* **Problem details**: Only the lines holding "byline" are wanted. Copy every one from the records below.

Content starts

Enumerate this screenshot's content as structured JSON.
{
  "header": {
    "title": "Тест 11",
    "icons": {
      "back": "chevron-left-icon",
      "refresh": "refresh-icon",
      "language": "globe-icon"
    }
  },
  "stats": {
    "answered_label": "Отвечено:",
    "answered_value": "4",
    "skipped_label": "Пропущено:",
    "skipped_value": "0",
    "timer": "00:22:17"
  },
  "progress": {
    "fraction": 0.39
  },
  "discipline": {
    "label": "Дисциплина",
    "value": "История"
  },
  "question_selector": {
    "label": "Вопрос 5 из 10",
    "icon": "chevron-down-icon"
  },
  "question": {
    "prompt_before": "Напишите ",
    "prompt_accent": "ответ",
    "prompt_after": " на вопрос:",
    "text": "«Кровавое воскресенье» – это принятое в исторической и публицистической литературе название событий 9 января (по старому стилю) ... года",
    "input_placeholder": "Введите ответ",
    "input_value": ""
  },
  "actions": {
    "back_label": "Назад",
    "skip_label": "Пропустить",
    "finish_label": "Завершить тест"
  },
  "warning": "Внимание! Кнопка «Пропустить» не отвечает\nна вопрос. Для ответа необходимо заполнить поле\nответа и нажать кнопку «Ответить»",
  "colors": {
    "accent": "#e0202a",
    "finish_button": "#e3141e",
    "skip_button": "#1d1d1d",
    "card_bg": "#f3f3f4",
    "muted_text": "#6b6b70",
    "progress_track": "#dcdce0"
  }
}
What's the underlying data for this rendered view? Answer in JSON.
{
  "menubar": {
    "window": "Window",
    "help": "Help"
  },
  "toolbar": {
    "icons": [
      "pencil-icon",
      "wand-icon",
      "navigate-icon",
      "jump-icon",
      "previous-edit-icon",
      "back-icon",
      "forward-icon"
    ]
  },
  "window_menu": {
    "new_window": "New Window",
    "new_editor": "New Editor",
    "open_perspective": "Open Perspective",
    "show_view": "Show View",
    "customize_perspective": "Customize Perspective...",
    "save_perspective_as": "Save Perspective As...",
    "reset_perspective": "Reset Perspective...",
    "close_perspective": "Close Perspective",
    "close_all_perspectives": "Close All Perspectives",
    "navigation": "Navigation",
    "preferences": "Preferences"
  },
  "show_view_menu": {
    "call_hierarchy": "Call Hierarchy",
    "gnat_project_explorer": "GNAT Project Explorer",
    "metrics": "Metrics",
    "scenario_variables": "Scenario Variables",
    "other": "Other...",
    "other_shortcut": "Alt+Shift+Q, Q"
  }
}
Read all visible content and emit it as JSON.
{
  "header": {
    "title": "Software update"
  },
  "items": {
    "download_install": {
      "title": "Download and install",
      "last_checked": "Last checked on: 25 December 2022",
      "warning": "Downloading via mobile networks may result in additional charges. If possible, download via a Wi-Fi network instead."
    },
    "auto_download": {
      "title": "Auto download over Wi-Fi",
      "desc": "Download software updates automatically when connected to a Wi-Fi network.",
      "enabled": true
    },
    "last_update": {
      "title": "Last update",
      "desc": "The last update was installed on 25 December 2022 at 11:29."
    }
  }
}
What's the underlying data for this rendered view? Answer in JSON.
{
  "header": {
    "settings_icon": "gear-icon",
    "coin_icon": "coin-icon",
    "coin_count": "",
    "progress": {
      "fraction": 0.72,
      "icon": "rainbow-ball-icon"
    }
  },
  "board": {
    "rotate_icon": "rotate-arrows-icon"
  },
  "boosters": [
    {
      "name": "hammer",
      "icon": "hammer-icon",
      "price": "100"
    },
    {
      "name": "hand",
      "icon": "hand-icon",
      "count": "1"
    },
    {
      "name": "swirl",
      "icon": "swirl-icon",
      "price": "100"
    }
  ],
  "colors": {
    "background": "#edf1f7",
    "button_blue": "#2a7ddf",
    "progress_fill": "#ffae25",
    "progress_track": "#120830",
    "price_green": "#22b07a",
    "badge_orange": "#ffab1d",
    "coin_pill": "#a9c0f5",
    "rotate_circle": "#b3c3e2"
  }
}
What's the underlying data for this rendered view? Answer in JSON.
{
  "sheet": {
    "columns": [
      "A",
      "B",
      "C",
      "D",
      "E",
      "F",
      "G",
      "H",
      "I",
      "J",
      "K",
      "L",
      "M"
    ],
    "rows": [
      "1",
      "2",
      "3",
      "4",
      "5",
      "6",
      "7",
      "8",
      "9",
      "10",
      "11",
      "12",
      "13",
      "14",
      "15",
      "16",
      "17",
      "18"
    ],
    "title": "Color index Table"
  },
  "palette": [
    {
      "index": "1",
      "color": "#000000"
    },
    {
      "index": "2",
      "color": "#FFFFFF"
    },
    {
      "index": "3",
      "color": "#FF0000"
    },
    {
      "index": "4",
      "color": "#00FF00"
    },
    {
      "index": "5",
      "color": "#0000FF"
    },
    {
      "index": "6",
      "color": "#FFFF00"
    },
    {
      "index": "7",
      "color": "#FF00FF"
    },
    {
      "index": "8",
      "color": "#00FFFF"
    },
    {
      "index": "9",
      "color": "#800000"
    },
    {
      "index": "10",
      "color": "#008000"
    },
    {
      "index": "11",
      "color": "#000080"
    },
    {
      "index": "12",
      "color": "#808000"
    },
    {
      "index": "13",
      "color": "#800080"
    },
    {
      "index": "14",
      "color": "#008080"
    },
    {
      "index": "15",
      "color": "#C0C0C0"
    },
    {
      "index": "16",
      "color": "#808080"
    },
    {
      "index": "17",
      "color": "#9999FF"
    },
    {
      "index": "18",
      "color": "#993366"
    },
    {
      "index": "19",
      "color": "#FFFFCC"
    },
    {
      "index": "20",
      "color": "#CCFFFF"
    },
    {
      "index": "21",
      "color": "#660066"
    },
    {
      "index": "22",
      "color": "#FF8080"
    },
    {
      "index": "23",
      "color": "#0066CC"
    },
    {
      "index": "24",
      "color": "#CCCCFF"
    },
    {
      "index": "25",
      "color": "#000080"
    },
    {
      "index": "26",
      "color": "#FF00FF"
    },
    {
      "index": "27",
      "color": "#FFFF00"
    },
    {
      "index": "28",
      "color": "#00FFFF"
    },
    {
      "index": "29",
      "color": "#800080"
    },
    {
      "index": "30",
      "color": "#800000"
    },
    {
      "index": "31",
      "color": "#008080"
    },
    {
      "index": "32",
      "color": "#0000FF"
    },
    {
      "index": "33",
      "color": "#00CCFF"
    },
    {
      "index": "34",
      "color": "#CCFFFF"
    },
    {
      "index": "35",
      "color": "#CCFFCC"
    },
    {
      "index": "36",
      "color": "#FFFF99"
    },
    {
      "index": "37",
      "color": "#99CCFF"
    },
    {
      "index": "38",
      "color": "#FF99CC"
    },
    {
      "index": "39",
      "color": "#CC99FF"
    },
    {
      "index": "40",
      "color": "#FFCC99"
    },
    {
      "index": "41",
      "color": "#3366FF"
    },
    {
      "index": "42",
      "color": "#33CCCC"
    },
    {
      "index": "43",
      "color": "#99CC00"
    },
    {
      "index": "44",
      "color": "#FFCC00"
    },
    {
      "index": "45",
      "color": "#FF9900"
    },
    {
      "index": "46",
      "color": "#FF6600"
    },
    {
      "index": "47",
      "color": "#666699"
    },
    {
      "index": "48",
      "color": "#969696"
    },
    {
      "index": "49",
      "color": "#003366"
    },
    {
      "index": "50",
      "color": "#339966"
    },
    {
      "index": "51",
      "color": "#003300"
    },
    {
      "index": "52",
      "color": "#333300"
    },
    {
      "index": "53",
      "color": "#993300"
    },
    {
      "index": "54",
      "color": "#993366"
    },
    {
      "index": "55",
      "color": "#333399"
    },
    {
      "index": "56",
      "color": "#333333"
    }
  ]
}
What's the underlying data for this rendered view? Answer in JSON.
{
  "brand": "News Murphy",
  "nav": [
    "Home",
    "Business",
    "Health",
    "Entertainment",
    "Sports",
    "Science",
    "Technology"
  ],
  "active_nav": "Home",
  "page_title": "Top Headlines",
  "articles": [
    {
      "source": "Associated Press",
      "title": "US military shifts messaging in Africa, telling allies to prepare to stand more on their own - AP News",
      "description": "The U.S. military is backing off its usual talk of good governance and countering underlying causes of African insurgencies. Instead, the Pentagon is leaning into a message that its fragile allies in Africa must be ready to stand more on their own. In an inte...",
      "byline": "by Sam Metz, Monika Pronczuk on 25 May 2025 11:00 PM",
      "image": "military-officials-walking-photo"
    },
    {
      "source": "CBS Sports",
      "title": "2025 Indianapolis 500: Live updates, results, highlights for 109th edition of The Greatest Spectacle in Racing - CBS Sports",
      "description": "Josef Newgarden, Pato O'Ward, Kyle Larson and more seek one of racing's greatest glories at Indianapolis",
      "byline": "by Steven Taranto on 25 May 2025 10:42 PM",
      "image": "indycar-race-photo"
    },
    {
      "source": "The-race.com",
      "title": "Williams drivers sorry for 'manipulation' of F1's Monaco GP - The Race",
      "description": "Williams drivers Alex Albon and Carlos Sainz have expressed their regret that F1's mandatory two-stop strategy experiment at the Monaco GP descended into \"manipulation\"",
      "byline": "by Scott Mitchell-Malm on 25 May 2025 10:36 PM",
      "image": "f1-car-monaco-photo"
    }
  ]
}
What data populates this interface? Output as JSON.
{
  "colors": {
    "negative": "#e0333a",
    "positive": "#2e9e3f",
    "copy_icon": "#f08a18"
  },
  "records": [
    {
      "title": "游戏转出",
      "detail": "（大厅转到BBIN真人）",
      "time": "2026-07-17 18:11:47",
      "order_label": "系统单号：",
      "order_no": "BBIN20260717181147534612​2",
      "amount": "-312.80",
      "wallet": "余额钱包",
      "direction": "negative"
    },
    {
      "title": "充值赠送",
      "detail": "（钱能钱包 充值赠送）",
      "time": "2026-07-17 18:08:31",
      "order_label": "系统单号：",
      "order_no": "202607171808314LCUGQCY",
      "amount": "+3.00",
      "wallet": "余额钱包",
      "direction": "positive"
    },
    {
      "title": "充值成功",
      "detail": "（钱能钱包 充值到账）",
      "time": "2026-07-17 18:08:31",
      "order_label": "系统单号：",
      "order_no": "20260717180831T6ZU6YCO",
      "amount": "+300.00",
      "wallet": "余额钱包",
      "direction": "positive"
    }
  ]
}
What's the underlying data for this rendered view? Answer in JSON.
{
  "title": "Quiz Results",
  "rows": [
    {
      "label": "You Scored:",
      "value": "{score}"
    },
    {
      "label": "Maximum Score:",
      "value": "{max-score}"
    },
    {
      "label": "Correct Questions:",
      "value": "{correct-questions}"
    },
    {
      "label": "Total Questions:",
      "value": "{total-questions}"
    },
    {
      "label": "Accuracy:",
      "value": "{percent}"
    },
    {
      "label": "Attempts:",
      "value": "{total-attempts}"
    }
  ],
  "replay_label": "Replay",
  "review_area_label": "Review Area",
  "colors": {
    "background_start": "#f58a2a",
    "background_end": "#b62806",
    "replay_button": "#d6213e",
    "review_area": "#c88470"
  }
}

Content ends

* **Answer section**:
      "byline": "by Sam Metz, Monika Pronczuk on 25 May 2025 11:00 PM",
      "byline": "by Steven Taranto on 25 May 2025 10:42 PM",
      "byline": "by Scott Mitchell-Malm on 25 May 2025 10:36 PM",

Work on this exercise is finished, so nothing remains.